Taxi drivers began blocking streets across Mexico City on Monday morning, protesting what they say is unfair competition from ride-sharing services like Uber, Cabify and Didi.
Taxis started congregating in the zócalo around 6:30am, while roadblocks started going up at 10:00am and were expected to remain until noon. The city government said affected thoroughfares will include access points to the capital, such as the México-Pachuca, México-Toluca, México-Querétaro and México-Cuernavaca highways.
Members the National Movement of Taxi Drivers (MNT) are also suspending service in various municipalities in the state of México.

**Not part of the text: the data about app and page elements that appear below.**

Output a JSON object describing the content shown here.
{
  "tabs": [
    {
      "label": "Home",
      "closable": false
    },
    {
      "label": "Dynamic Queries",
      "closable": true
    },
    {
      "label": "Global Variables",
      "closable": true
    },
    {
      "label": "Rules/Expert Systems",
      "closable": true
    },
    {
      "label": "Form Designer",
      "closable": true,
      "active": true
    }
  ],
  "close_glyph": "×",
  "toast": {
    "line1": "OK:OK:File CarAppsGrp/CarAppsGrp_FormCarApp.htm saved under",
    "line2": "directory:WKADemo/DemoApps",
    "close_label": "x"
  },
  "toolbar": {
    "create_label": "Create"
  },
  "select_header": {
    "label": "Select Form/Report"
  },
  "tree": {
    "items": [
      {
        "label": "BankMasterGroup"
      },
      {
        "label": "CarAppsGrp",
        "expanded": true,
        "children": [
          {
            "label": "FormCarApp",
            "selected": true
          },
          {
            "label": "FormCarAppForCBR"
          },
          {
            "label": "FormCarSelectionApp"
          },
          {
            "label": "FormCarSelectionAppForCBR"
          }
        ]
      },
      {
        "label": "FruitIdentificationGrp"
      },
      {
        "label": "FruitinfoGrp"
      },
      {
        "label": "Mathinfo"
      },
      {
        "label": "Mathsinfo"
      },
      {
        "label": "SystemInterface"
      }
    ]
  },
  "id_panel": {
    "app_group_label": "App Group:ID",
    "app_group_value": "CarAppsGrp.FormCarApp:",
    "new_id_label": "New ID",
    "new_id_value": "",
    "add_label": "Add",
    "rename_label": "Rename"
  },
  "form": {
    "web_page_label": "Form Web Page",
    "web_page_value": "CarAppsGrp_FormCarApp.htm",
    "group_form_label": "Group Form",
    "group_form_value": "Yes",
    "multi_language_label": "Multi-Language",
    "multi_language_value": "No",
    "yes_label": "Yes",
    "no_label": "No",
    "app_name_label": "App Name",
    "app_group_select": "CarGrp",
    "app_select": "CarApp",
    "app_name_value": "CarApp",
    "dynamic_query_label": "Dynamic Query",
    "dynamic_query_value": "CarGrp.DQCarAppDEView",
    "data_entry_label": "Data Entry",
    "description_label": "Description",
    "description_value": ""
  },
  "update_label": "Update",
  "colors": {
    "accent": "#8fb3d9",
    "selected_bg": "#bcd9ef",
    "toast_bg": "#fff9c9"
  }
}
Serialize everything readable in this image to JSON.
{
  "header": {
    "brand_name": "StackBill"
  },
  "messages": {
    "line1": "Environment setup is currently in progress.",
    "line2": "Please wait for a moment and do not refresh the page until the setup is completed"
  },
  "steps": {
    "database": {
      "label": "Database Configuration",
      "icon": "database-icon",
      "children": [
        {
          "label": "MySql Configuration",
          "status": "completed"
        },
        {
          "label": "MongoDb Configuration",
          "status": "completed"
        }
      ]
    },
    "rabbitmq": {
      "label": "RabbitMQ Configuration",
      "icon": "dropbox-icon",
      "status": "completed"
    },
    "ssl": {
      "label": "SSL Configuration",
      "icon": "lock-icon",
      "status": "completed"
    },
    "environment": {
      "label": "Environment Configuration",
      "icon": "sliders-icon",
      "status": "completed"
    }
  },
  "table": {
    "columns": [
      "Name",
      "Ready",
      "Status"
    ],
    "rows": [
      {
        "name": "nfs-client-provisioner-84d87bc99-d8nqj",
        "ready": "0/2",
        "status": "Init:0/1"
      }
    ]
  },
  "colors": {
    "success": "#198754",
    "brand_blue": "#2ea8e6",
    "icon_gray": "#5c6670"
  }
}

The drivers complain that inconsistent regulation creates an uneven playing field for them to compete with ride-sharing, and want more robust regulation of their competitors.
Mexico City MNT leader Ignacio Rodríguez Mejía told El Universal that taxi drivers have to pay fees and fulfill requirements that do not apply to drivers working with ride-sharing applications.
“The application drivers have all year to get their license, and it’s free,” he said. “But the taxi drivers have to pay, and if they don’t, they can get fined up to 10,000 pesos (US $506).”
According to the MNT, taxi drivers need to pay 713 pesos for a permit, 1,635 pesos for an evaluation and 2,565 pesos for a safety course, all fees that ride-sharing drivers do not pay.
Rodríguez added that taxis must be painted a certain way, which can cost around 2,500 pesos.
In a press conference on Sunday, Mexico City Mobility Secretary Andrés Lajous said that government representatives held more than 150 meetings with taxi drivers’ groups during the month of May to hear their concerns and look for solutions. The Mobility Secretariat (Semovi) has agreed, among other things, to simplify the paperwork that is required for taxis.
Lajous said the government remains open to dialogue.
“We’re not interested in playing politics with them,” he said. “Semovi’s mission is to improve the quality of transportation for people.”